▸ Required work
The response must be made up of the lines in the entries below that contain "icon".
%%
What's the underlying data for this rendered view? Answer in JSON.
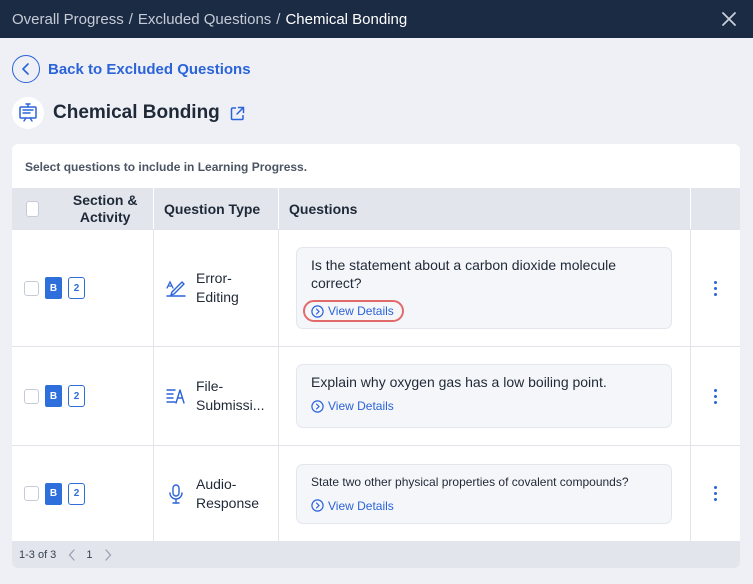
{
  "breadcrumb": {
    "items": [
      "Overall Progress",
      "Excluded Questions"
    ],
    "current": "Chemical Bonding",
    "separator": "/"
  },
  "back_link": {
    "label": "Back to Excluded Questions"
  },
  "header": {
    "title": "Chemical Bonding"
  },
  "instruction": "Select questions to include in Learning Progress.",
  "table": {
    "columns": [
      "Section & Activity",
      "Question Type",
      "Questions"
    ],
    "rows": [
      {
        "section_badge": "B",
        "activity_badge": "2",
        "question_type": "Error-Editing",
        "question_type_icon": "pen-edit-icon",
        "question": "Is the statement about a carbon dioxide molecule correct?",
        "view_details": "View Details"
      },
      {
        "section_badge": "B",
        "activity_badge": "2",
        "question_type": "File-Submissi...",
        "question_type_icon": "file-text-icon",
        "question": "Explain why oxygen gas has a low boiling point.",
        "view_details": "View Details"
      },
      {
        "section_badge": "B",
        "activity_badge": "2",
        "question_type": "Audio-Response",
        "question_type_icon": "microphone-icon",
        "question": "State two other physical properties of covalent compounds?",
        "view_details": "View Details"
      }
    ]
  },
  "pagination": {
    "range": "1-3 of 3",
    "page": "1"
  },
  "colors": {
    "titlebar": "#1c2b44",
    "accent": "#2b63d9",
    "highlight": "#e26a6a"
  }
}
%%
▸ Result
        "question_type_icon": "pen-edit-icon",
        "question_type_icon": "file-text-icon",
        "question_type_icon": "microphone-icon",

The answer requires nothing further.